An imaginary map of Planet Internet, from MacUser magazine

James Bradbury, Jason Snell & Jodi Naas, editors / Geoff Duncan, Net surfer[!] / Lisa Orsini, design & illustrations, planet internet. [New York: Ziff-Davis Publishing], 1996.
Two-sided poster printed in color halftone, 24 1/8”h x 34”w at neat line plus margins. Folds as issued, some headings highlighted in marker, tack holes in margins. Very good.

A 1996 imaginary map of the Internet, provided as a bonus for purchasers of MacUser magazine and with a decided emphasis on the Apple ecosystem.

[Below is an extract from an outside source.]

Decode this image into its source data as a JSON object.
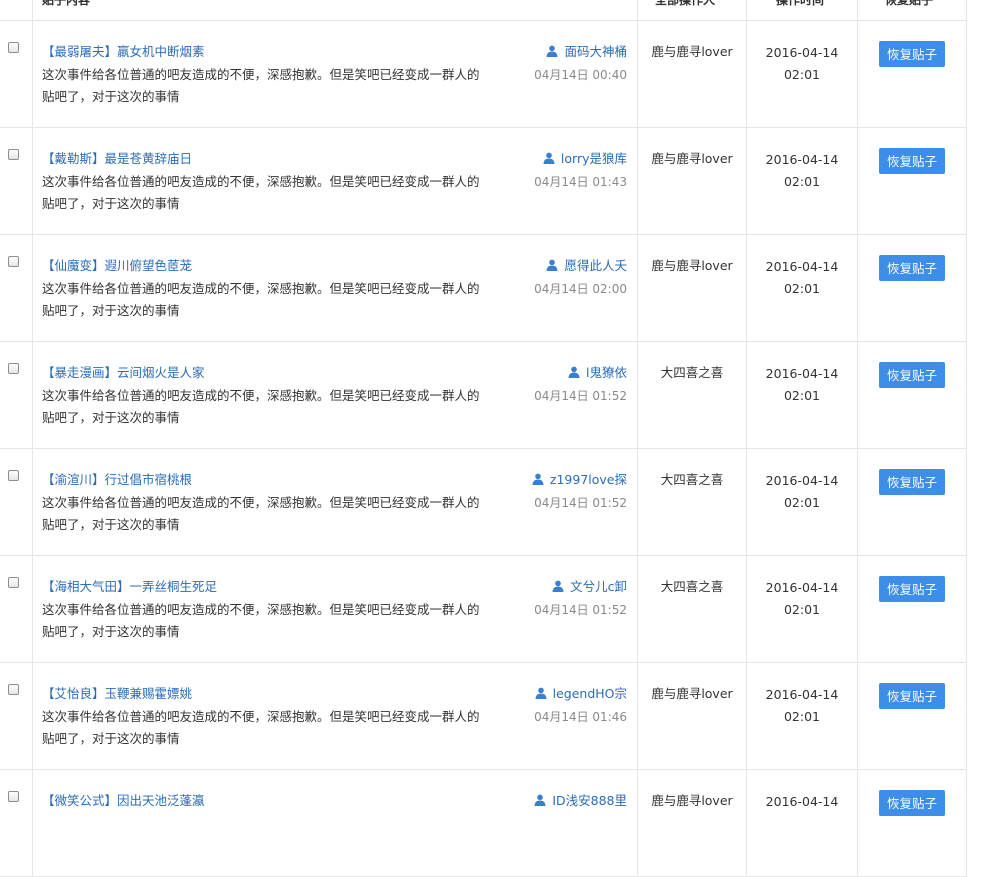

The map features four major continents, “Human Endeavors,” “Institutions,” “Commerce,” and “Apple”, all surrounded by the “Sea of Resources.” Each continent contains a number of subcategories, which I suppose might be thought of as countries, and within each subcategory a number of sites are described briefly and their URLs provided. In keeping with MacUser’s irreverent tone, an archipelago at lower left is named the “Islands of Misfit Pages” and includes such treats as the Klingon Language Institute, Virtual Kissing Booth, and Mirsky’s Worst of the Web (I checked, and alas those three sites are no longer active.) The whole is adorned by a faux compass rose bearing the MacUser logo, and the left margin features the logos of 13 advertisers, most of which have long since been acquired, merged or folded.

First published in 1985, MacUser was a general-interest magazine for Macintosh users, featuring both technical columns and product reviews, often with a more humorous editorial voice than other computer-related publications of the time. This map of “Planet Internet” was clearly inspired by similar items published from 1994-96 to help promote sales of PC Computing, which like MacUser was published by Ziff-Davis in New York City. A few of those PC Computing posters may be viewed here, here and here.

In all, a rare and unusual image of the internet in its early days of development.

Not in OCLC (June 2022).